═══ DATA IN THIS EXERCISE

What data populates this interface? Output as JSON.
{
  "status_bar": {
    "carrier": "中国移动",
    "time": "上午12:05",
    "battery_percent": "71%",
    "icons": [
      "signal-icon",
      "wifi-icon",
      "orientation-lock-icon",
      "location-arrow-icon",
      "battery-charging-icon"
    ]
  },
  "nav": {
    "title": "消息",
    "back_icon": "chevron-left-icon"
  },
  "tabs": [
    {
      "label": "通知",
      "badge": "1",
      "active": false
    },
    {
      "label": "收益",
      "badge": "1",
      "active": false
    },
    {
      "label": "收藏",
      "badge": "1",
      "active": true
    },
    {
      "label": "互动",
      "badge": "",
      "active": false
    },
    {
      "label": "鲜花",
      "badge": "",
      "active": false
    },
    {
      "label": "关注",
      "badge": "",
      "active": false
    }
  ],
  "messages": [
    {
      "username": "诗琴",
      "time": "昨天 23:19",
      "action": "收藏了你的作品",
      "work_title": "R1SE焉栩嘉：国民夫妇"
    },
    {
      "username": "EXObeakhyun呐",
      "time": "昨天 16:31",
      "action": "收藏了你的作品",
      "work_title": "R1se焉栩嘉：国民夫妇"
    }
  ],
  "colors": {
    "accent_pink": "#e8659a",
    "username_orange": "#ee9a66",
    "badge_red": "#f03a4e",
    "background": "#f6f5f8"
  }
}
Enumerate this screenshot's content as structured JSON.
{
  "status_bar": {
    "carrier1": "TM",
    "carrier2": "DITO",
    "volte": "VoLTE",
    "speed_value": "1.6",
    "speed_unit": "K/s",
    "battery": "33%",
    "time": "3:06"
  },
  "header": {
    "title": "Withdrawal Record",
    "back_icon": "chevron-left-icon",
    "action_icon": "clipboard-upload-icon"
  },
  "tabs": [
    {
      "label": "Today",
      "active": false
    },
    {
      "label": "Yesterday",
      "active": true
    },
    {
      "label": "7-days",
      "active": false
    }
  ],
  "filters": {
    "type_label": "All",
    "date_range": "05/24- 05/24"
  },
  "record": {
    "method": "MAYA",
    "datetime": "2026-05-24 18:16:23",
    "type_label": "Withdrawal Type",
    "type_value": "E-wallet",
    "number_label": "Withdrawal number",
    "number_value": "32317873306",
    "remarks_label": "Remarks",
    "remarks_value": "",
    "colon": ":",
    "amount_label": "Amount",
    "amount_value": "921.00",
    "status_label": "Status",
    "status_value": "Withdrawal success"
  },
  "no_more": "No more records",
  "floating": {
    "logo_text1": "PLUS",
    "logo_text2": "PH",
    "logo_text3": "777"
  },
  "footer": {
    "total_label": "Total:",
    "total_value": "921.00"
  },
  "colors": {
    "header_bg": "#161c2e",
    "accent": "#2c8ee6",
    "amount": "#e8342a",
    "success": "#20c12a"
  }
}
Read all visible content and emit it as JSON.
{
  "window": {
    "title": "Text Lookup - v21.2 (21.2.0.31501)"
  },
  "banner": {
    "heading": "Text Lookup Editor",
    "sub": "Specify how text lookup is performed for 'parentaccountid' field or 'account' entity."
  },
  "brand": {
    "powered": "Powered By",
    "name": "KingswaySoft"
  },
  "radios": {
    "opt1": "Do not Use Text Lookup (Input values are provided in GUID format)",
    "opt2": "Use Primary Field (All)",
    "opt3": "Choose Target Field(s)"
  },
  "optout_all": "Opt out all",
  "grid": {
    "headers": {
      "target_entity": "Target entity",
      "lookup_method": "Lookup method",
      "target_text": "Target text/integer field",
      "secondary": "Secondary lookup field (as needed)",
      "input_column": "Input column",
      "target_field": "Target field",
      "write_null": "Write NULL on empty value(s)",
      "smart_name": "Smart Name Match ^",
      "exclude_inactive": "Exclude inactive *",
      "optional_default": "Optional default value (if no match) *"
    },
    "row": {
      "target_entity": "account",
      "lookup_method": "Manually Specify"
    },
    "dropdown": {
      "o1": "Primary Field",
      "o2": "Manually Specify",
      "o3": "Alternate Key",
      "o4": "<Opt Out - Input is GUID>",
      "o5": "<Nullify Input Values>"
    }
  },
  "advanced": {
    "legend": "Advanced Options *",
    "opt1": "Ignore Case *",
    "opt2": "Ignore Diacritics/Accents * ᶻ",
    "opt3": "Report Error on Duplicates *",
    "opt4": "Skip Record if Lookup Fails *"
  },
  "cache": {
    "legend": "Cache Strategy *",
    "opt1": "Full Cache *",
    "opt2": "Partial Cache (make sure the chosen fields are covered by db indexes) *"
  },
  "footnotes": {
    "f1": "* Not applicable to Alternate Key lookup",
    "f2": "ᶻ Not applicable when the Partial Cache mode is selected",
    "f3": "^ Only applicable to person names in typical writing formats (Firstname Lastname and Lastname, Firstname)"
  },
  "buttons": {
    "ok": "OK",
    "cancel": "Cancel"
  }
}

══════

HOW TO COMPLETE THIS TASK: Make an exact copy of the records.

SOLUTION FOR THIS PROBLEM:
What data populates this interface? Output as JSON.
{
  "status_bar": {
    "carrier": "中国移动",
    "time": "上午12:05",
    "battery_percent": "71%",
    "icons": [
      "signal-icon",
      "wifi-icon",
      "orientation-lock-icon",
      "location-arrow-icon",
      "battery-charging-icon"
    ]
  },
  "nav": {
    "title": "消息",
    "back_icon": "chevron-left-icon"
  },
  "tabs": [
    {
      "label": "通知",
      "badge": "1",
      "active": false
    },
    {
      "label": "收益",
      "badge": "1",
      "active": false
    },
    {
      "label": "收藏",
      "badge": "1",
      "active": true
    },
    {
      "label": "互动",
      "badge": "",
      "active": false
    },
    {
      "label": "鲜花",
      "badge": "",
      "active": false
    },
    {
      "label": "关注",
      "badge": "",
      "active": false
    }
  ],
  "messages": [
    {
      "username": "诗琴",
      "time": "昨天 23:19",
      "action": "收藏了你的作品",
      "work_title": "R1SE焉栩嘉：国民夫妇"
    },
    {
      "username": "EXObeakhyun呐",
      "time": "昨天 16:31",
      "action": "收藏了你的作品",
      "work_title": "R1se焉栩嘉：国民夫妇"
    }
  ],
  "colors": {
    "accent_pink": "#e8659a",
    "username_orange": "#ee9a66",
    "badge_red": "#f03a4e",
    "background": "#f6f5f8"
  }
}
Enumerate this screenshot's content as structured JSON.
{
  "status_bar": {
    "carrier1": "TM",
    "carrier2": "DITO",
    "volte": "VoLTE",
    "speed_value": "1.6",
    "speed_unit": "K/s",
    "battery": "33%",
    "time": "3:06"
  },
  "header": {
    "title": "Withdrawal Record",
    "back_icon": "chevron-left-icon",
    "action_icon": "clipboard-upload-icon"
  },
  "tabs": [
    {
      "label": "Today",
      "active": false
    },
    {
      "label": "Yesterday",
      "active": true
    },
    {
      "label": "7-days",
      "active": false
    }
  ],
  "filters": {
    "type_label": "All",
    "date_range": "05/24- 05/24"
  },
  "record": {
    "method": "MAYA",
    "datetime": "2026-05-24 18:16:23",
    "type_label": "Withdrawal Type",
    "type_value": "E-wallet",
    "number_label": "Withdrawal number",
    "number_value": "32317873306",
    "remarks_label": "Remarks",
    "remarks_value": "",
    "colon": ":",
    "amount_label": "Amount",
    "amount_value": "921.00",
    "status_label": "Status",
    "status_value": "Withdrawal success"
  },
  "no_more": "No more records",
  "floating": {
    "logo_text1": "PLUS",
    "logo_text2": "PH",
    "logo_text3": "777"
  },
  "footer": {
    "total_label": "Total:",
    "total_value": "921.00"
  },
  "colors": {
    "header_bg": "#161c2e",
    "accent": "#2c8ee6",
    "amount": "#e8342a",
    "success": "#20c12a"
  }
}
Read all visible content and emit it as JSON.
{
  "window": {
    "title": "Text Lookup - v21.2 (21.2.0.31501)"
  },
  "banner": {
    "heading": "Text Lookup Editor",
    "sub": "Specify how text lookup is performed for 'parentaccountid' field or 'account' entity."
  },
  "brand": {
    "powered": "Powered By",
    "name": "KingswaySoft"
  },
  "radios": {
    "opt1": "Do not Use Text Lookup (Input values are provided in GUID format)",
    "opt2": "Use Primary Field (All)",
    "opt3": "Choose Target Field(s)"
  },
  "optout_all": "Opt out all",
  "grid": {
    "headers": {
      "target_entity": "Target entity",
      "lookup_method": "Lookup method",
      "target_text": "Target text/integer field",
      "secondary": "Secondary lookup field (as needed)",
      "input_column": "Input column",
      "target_field": "Target field",
      "write_null": "Write NULL on empty value(s)",
      "smart_name": "Smart Name Match ^",
      "exclude_inactive": "Exclude inactive *",
      "optional_default": "Optional default value (if no match) *"
    },
    "row": {
      "target_entity": "account",
      "lookup_method": "Manually Specify"
    },
    "dropdown": {
      "o1": "Primary Field",
      "o2": "Manually Specify",
      "o3": "Alternate Key",
      "o4": "<Opt Out - Input is GUID>",
      "o5": "<Nullify Input Values>"
    }
  },
  "advanced": {
    "legend": "Advanced Options *",
    "opt1": "Ignore Case *",
    "opt2": "Ignore Diacritics/Accents * ᶻ",
    "opt3": "Report Error on Duplicates *",
    "opt4": "Skip Record if Lookup Fails *"
  },
  "cache": {
    "legend": "Cache Strategy *",
    "opt1": "Full Cache *",
    "opt2": "Partial Cache (make sure the chosen fields are covered by db indexes) *"
  },
  "footnotes": {
    "f1": "* Not applicable to Alternate Key lookup",
    "f2": "ᶻ Not applicable when the Partial Cache mode is selected",
    "f3": "^ Only applicable to person names in typical writing formats (Firstname Lastname and Lastname, Firstname)"
  },
  "buttons": {
    "ok": "OK",
    "cancel": "Cancel"
  }
}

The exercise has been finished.